The first practical consideration that comes to mind is the possibility of furthering oneself. That is -- you can pick out virtually any field you want, and delve into such an interest. You can master the intricacies of writing, I suppose. Or you can learn the art of gemstone appraisal. You can earn that double degree in medicine, or you can memorize each and every nuance of the law. You can become a respected stage actor, or hone your skills as a jazz musician. I mean... you've got the time, and you'll most likely be able to procure the resources. You'll probably get more out of this than your original clubbing itinerary, and if you ever get bored, you can change fields.
The second consideration is that you can go into business. This is the kind of thing that will almost certainly change with each generation; you could be selling horseshoes and buggy whips one century, and fiber-optic cables the next. There will always be a demand for business around here... and if you get bored with your line of work, you can just switch to a new product or service. Heck, if you're still not convinced, just think about the possibility of selling your stock in a company one hundred years after your initial purchase -- you'd have enough funds to cover every luxury to be invented.
The third and final consideration in my book just happens to involve politics. I'm not saying that you should take over a country and become a vampiric despot, of course -- I'm merely saying that politics is an extremely complex field that can never really be mastered. What that means for you, however, is that it's a game that constantly changes with time... and can therefore keep your interest for a good long while. It will probably take you generations you ascend to the rulership of even a small country, and if you find yourself dissatisfied with your lifestyle then, you can run it to the ground and try to manipulate another region.
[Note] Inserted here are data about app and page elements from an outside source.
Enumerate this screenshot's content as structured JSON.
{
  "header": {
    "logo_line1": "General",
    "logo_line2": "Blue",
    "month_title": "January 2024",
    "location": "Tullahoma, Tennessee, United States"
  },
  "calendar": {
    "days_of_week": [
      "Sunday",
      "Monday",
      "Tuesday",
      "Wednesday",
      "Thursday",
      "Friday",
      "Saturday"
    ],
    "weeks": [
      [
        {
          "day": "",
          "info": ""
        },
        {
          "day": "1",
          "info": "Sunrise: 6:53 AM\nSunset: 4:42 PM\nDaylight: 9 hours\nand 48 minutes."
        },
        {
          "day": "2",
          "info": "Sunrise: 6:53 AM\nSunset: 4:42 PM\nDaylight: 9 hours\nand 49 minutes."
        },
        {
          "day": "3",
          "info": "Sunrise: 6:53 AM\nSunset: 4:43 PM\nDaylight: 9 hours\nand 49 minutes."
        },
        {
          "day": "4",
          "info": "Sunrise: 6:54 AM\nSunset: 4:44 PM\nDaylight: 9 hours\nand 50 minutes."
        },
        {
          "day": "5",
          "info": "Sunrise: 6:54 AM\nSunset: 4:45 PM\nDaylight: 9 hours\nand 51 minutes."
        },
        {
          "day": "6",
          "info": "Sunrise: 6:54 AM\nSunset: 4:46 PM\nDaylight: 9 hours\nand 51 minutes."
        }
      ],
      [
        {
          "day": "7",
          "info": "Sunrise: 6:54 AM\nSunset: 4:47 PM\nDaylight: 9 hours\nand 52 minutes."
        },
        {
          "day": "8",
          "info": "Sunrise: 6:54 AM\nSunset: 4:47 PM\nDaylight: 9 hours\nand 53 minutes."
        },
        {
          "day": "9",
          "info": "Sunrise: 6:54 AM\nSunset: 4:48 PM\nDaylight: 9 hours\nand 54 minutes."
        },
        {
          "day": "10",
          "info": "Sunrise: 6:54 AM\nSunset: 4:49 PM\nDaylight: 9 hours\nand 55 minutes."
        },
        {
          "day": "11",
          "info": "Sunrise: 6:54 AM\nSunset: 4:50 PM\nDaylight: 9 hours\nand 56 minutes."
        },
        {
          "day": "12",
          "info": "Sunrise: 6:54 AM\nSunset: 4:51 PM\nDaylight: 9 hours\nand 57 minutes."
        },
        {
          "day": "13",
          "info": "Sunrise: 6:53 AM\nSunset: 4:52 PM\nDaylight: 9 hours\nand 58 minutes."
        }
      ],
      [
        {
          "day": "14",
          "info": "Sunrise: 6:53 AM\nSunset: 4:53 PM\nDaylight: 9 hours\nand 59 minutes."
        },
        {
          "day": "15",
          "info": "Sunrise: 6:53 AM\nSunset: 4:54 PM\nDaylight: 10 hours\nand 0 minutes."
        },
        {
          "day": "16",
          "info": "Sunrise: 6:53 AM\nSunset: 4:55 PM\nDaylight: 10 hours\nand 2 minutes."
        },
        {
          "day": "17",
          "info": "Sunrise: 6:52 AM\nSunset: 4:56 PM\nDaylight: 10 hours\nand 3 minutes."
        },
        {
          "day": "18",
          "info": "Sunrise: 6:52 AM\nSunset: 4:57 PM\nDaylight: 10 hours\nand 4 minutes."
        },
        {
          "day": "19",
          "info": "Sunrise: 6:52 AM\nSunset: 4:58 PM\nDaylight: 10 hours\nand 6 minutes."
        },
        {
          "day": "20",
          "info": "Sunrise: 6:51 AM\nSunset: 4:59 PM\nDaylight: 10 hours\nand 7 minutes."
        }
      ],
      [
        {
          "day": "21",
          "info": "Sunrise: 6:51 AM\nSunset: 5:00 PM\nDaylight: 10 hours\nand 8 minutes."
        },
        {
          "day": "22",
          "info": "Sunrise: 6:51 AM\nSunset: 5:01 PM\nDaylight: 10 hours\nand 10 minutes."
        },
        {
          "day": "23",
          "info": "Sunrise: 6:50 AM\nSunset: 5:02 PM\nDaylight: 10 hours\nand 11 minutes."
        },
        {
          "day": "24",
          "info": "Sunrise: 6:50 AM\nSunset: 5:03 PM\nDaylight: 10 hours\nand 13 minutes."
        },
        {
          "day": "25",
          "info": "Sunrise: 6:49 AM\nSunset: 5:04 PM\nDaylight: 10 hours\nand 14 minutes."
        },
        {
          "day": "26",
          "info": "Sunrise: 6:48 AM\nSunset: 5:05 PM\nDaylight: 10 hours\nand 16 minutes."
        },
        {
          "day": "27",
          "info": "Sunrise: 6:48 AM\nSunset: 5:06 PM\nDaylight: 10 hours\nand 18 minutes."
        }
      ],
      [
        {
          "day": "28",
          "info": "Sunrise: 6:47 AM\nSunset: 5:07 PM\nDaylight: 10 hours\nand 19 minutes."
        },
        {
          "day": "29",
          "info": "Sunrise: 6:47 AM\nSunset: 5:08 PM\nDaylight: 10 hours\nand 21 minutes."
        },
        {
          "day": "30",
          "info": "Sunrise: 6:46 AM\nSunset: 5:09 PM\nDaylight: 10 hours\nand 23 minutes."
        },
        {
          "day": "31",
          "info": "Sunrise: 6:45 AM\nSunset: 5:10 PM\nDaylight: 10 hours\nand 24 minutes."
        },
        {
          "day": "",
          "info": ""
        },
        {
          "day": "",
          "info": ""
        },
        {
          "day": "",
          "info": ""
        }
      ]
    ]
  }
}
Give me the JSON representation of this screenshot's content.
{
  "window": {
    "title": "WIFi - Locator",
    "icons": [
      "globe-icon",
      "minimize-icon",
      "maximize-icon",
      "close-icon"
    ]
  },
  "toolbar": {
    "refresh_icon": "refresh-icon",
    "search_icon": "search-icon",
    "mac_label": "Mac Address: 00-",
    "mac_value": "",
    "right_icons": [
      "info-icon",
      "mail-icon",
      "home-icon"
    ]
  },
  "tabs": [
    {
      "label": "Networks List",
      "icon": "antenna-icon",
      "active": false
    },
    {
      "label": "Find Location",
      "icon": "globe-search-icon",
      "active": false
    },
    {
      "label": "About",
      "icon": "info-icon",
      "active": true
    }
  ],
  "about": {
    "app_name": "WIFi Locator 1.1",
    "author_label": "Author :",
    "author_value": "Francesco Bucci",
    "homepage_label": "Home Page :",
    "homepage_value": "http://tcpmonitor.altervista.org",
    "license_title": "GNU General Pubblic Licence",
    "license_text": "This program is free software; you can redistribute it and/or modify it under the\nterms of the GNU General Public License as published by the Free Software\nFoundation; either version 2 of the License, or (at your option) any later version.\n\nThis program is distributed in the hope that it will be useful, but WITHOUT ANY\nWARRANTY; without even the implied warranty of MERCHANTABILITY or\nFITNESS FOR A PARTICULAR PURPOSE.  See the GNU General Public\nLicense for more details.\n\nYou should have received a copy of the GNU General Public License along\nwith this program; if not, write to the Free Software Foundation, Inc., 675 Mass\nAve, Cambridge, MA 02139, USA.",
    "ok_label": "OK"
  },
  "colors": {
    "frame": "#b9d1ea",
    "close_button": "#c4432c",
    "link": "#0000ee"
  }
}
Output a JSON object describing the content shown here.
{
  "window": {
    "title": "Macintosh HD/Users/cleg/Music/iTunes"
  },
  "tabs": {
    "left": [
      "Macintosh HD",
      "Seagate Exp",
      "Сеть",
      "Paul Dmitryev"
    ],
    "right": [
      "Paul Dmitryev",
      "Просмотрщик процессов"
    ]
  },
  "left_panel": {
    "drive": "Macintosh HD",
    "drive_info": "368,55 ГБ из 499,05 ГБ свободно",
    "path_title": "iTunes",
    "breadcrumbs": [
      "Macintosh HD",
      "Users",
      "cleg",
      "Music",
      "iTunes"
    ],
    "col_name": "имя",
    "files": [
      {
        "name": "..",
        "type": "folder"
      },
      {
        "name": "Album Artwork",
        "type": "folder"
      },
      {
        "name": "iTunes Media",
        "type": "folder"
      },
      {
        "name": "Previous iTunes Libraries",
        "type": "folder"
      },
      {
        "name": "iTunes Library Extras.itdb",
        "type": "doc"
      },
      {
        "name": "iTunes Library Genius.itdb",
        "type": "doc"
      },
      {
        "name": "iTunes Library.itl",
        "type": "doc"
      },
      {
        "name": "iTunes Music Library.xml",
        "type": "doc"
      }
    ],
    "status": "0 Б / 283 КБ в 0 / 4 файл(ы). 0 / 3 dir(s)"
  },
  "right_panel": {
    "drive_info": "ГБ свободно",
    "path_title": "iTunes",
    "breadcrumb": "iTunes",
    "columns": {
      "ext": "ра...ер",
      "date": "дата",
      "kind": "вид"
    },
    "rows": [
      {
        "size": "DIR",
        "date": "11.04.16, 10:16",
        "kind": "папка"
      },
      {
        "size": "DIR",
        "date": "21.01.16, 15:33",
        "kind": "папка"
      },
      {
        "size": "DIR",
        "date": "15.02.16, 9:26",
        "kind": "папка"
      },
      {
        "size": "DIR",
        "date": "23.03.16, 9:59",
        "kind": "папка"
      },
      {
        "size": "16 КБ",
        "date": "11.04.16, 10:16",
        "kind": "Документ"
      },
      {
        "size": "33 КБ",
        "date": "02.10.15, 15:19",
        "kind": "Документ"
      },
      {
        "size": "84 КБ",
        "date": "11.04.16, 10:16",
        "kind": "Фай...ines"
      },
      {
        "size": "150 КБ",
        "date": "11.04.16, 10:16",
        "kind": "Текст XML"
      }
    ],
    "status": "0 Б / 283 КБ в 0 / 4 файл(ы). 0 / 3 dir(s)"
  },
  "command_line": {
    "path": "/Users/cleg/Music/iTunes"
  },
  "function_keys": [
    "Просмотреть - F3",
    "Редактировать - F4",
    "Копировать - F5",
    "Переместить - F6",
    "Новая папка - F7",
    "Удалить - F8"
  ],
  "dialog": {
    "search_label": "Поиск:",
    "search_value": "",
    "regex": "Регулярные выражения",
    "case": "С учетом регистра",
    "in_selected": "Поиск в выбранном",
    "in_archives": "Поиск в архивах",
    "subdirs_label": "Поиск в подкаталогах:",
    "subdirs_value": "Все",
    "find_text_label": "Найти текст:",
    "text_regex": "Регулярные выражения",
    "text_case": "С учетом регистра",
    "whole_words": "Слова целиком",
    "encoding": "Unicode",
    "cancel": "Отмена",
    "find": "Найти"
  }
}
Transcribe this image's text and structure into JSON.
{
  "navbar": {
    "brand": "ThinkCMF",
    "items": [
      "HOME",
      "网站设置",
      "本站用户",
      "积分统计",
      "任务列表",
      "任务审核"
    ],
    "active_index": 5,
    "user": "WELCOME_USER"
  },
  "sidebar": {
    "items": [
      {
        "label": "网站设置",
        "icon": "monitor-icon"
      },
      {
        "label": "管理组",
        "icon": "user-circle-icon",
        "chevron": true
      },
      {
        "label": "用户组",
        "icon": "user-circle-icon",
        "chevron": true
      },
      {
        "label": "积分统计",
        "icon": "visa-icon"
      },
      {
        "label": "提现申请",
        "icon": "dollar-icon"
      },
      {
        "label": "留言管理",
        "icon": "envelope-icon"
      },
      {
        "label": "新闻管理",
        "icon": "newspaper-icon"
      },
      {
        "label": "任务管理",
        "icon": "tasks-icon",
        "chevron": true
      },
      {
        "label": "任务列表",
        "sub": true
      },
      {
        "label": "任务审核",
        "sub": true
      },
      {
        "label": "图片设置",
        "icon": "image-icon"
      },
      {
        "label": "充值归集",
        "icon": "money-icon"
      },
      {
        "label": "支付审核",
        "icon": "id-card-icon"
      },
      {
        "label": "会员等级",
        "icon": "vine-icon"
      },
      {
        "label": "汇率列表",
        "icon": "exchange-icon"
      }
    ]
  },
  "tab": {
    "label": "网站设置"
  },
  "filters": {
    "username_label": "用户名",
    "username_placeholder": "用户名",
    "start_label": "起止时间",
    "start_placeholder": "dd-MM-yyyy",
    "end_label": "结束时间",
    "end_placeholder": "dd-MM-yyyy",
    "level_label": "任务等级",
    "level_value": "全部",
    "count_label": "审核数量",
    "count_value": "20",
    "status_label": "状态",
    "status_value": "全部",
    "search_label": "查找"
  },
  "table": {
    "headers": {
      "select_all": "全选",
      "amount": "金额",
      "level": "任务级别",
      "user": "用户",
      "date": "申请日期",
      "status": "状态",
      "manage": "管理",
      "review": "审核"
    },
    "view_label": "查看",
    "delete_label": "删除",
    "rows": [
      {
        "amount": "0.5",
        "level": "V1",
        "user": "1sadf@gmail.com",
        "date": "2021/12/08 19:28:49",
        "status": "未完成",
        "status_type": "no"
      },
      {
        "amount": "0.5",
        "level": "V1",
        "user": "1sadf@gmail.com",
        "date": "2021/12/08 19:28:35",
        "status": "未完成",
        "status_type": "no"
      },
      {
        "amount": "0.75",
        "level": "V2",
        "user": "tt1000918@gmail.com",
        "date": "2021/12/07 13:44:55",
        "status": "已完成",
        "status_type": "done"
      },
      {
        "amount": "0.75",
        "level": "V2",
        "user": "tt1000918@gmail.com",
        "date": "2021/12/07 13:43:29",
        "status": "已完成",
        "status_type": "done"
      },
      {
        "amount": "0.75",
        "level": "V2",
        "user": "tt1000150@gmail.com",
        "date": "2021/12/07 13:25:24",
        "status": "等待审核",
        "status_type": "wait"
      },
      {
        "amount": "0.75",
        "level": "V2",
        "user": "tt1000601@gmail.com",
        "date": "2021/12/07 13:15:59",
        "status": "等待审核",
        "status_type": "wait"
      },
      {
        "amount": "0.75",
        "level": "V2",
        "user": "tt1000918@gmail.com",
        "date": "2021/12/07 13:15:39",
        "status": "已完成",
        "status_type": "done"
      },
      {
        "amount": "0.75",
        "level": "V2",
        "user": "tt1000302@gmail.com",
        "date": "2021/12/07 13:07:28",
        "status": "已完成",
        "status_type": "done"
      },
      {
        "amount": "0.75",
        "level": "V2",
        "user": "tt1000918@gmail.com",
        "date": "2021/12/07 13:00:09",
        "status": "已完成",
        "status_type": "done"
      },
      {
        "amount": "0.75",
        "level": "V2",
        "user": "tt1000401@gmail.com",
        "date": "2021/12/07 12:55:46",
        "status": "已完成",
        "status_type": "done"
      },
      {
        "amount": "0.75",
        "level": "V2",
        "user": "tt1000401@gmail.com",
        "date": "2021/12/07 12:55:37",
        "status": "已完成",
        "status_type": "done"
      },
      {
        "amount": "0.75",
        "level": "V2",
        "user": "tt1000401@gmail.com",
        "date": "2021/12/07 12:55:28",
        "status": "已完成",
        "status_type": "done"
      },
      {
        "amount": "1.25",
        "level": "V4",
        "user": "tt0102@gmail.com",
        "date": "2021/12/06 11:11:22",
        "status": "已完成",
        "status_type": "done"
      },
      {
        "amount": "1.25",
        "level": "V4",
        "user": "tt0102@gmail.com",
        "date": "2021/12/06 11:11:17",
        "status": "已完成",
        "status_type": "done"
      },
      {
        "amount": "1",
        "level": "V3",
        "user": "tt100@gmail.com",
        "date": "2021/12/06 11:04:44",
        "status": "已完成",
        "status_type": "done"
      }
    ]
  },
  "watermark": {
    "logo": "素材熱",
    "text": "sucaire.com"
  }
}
And if by some chance you still find yourself horribly, horribly bored even after all that, then you've been exposed to the inherent curse of immortality: Life is ultimately a passel of limited experiences. You might as well sit on a high cliff and wait for the sun to come up -- that way, you get a good view before it scatters your form into dry ash.
Yes, this is what goes through my mind whenever somebody so much as brings up an idea where traditional vampires exist alongside humans. I mean, it's an interesting concept and all, but you really have to think long-term here. Despite their obvious disconnection to us, I like to assume that vampires are still human, deep down inside that tough bloodless exterior. No wonder they get characterized as the brooding, angsty types.
Vampirism sucks, I suppose. And I do mean that in a truthful, yet painfully pun-induced manner.